ROGACICE, Kosovo - His brown eyes dance with mischief as he kicks the ball in the air. His face lights up as only a child’s does when the spotlight is on. The game is simple but fun enough to make friends and conquer language barriers.
Soldiers from the Liaison Monitoring Team, 1st Battalion, 118th Infantry Division are building bonds with communities in Kosovo by playing soccer with local residents.
Sgt. Wesley H. Hooks is one of the LMT’s deployed with the 118th currently working as part of Multinational Battle Group-East. He is responsible for knowing the concerns and issues in his designated towns.
“Each team has their own section, and we go out and we talk to the key leaders in those sectors,” said Hooks. “We talk to the locals, we engage in conversations with them to build rapport and trust.”
Hooks, a native of Lake View, S.C., said that the LMT’s cannot do their job without having a solid foundation.
“If people trust us, then they will open up more, and tell us what is going on, which helps us help them,” he said. “This is our job. If they don’t trust us, if they don’t like us, then they will block us out completely, and no progress will be made, which has happened before.”
Spc. Khamsing S. Vang, an LMT from York, S.C., looks around at the players in the Rogacica Stadium. He said that they played a neighboring town a few weeks ago, and the soldiers wanted to give that opportunity to everyone.
“We wanted to let them know that we aren’t here just to work and be serious all the time, we want to have fun,”said Vang. “We didn’t want it to seem like we were playing favorites so we opened it up to everyone. These guys set it up, scheduled it, so here we are.”
While the adults swapped in and out during the game as needed, high fives and laughter echoed throughout the indoor field. A crowd of 15-20 local neighborhood children of all ages gathered to watch.
Some played outside showing each other tricks, while inside they cheered and yelled their support. One of the boys kicks a soccer ball to the sky, catches it between his shoulder blades, balances it then tosses it back up. Vang sat today’s game out, saying he wanted to learn from the kids.
“The key to building those bonds, is really, the kids,” he said. “They are smart, but hurt easily. I mean with the adults, if you tell them you will be out next week and something happens and you can’t get out there, they understand, but if you tell the kids you will be there and you can’t make it, and they will be upset.”
Vang said that working with the kids teaches patience, they wait to see how you react to things, and they are the first ones to recognize the true intent. Children just know more, he said. It is not enough to talk to the adults, you have to gain the trust of the children. Adults don’t always admit when they need something, but children don’t have that same level of pride.

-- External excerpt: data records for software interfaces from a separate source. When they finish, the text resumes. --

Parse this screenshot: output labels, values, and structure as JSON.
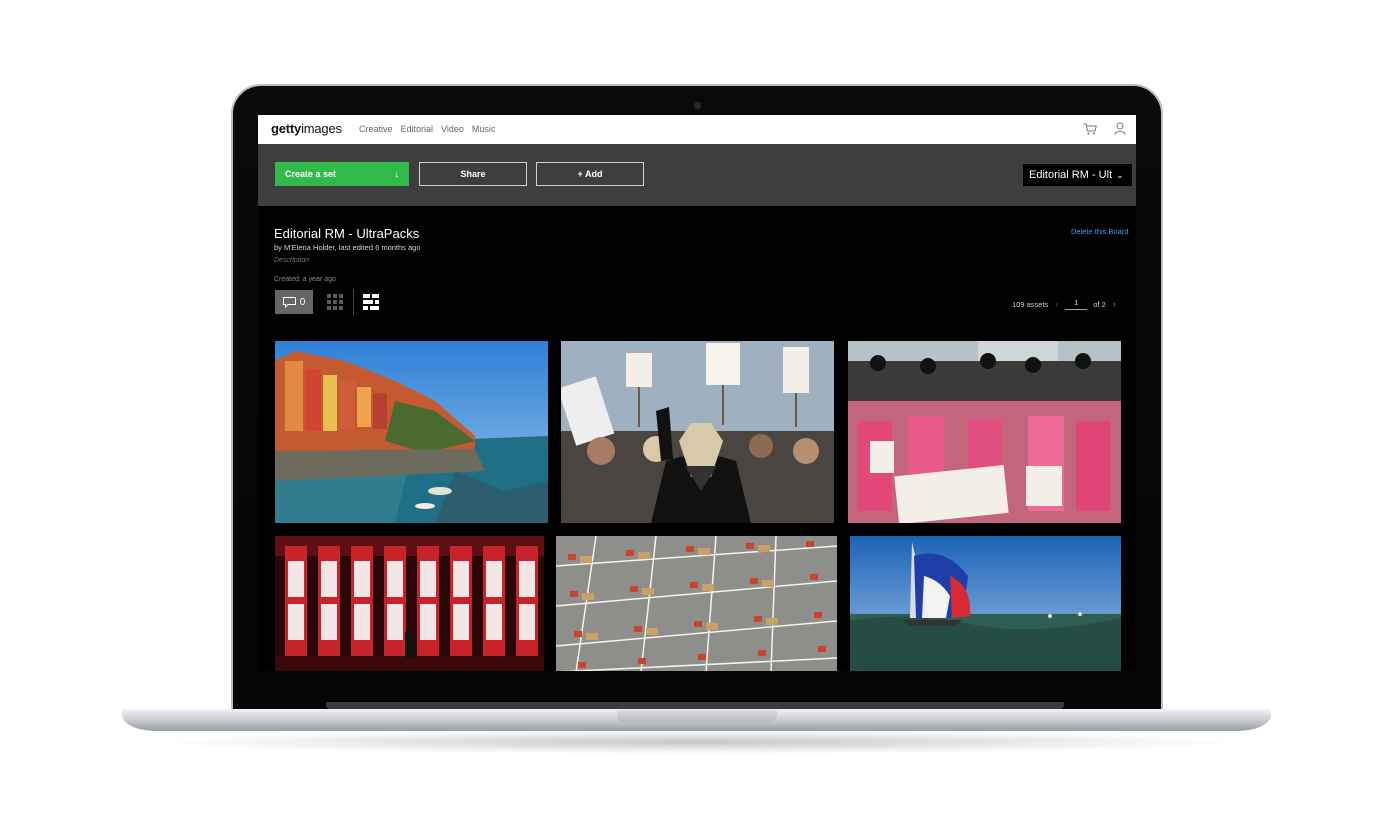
{
  "brand": {
    "logo_bold": "getty",
    "logo_light": "images"
  },
  "nav": {
    "links": [
      "Creative",
      "Editorial",
      "Video",
      "Music"
    ]
  },
  "toolbar": {
    "create_label": "Create a set",
    "share_label": "Share",
    "add_label": "+ Add",
    "board_select_value": "Editorial RM - Ult",
    "create_color": "#31b94a"
  },
  "board": {
    "title": "Editorial RM - UltraPacks",
    "byline": "by M'Elena Holder, last edited 6 months ago",
    "description_placeholder": "Description",
    "created": "Created: a year ago",
    "delete_label": "Delete this Board",
    "comment_count": "0"
  },
  "pagination": {
    "assets": "109 assets",
    "page": "1",
    "of": "of 2"
  },
  "gallery": {
    "items": [
      {
        "subject": "coastal-village"
      },
      {
        "subject": "protest-masks"
      },
      {
        "subject": "pink-protest-police"
      },
      {
        "subject": "truth-justice-building"
      },
      {
        "subject": "exam-desks-aerial"
      },
      {
        "subject": "sailboat-spinnaker"
      }
    ]
  },
  "icons": [
    "cart-icon",
    "user-icon",
    "arrow-down-icon",
    "comment-icon",
    "grid-view-icon",
    "mosaic-view-icon",
    "chevron-left-icon",
    "chevron-right-icon"
  ],
  "colors": {
    "link": "#2ea5ff",
    "toolbar_bg": "#3e3e3e"
  }
}
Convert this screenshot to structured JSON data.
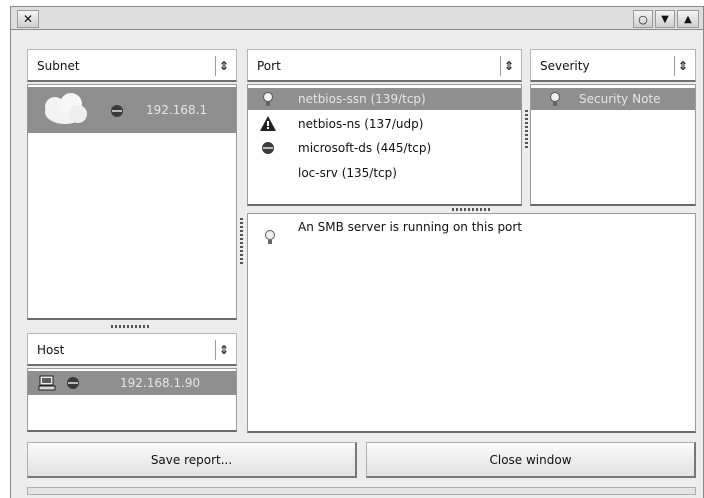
{
  "window": {
    "close_glyph": "✕",
    "restore_glyph": "○",
    "menu_glyph": "▼",
    "shade_glyph": "▲"
  },
  "subnet": {
    "label": "Subnet",
    "spin_glyph": "⇕",
    "items": [
      {
        "text": "192.168.1",
        "icon": "cloud-icon",
        "status": "info-icon",
        "selected": true
      }
    ]
  },
  "host": {
    "label": "Host",
    "spin_glyph": "⇕",
    "items": [
      {
        "text": "192.168.1.90",
        "icon": "computer-icon",
        "status": "info-icon",
        "selected": true
      }
    ]
  },
  "port": {
    "label": "Port",
    "spin_glyph": "⇕",
    "items": [
      {
        "text": "netbios-ssn (139/tcp)",
        "icon": "bulb-icon",
        "selected": true
      },
      {
        "text": "netbios-ns (137/udp)",
        "icon": "warning-icon",
        "selected": false
      },
      {
        "text": "microsoft-ds (445/tcp)",
        "icon": "info-icon",
        "selected": false
      },
      {
        "text": "loc-srv (135/tcp)",
        "icon": "",
        "selected": false
      }
    ]
  },
  "severity": {
    "label": "Severity",
    "spin_glyph": "⇕",
    "items": [
      {
        "text": "Security Note",
        "icon": "bulb-icon",
        "selected": true
      }
    ]
  },
  "details": {
    "text": "An SMB server is running on this port",
    "icon": "bulb-icon"
  },
  "buttons": {
    "save": "Save report...",
    "close": "Close window"
  },
  "colors": {
    "selection": "#8f8f8f",
    "window_bg": "#ececec"
  }
}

“They wait for you to show them that you really want to help them, be a voice for them,” he said. “Everyone here is really nice. So just show the people respect, show the kids respect.”
The boy’s ball trick requires coordination, just like the LMTs need the same skills for effective communication.
Once the teams are able to gather information from their conversations, they go back to their leadership and discuss what they have learned. The people in charge can determine if further information is needed or if the next step is to contact the Kosovo Force Commander or other institutions to correct the issue, said Vang.
Hooks, who deployed to Iraq in 2009 as an LMT, said he was surprised by the environment here.
“In certain places, the economy, the people it is all really well-rounded,” he said. “I have been to a few of the towns, and I have been most impressed by the quality of education. The towns where we have been able to visit the schools, the teachers there, with what they have for supplies, they are doing great things. For what they have, they do an outstanding job.”
Hooks looked around at the kids watching the game, laughing and playing with the soldiers nearby.
In soccer, a player cannot pass the ball off without communicating with his teammate. A failed attempt means an opportunity for the other team to move into a scoring position. In Kosovo, the LMTs need to have those communication channels so progress is not disrupted. Being able to have fun and build those bonds help both sides talk more effectively and prevent that potential communication breakdown.
“We want to be able to leave here and know that we made some sort of a difference, that we made things better,” said Hooks. “We are spending nearly a year here, and we want it to be worth something.”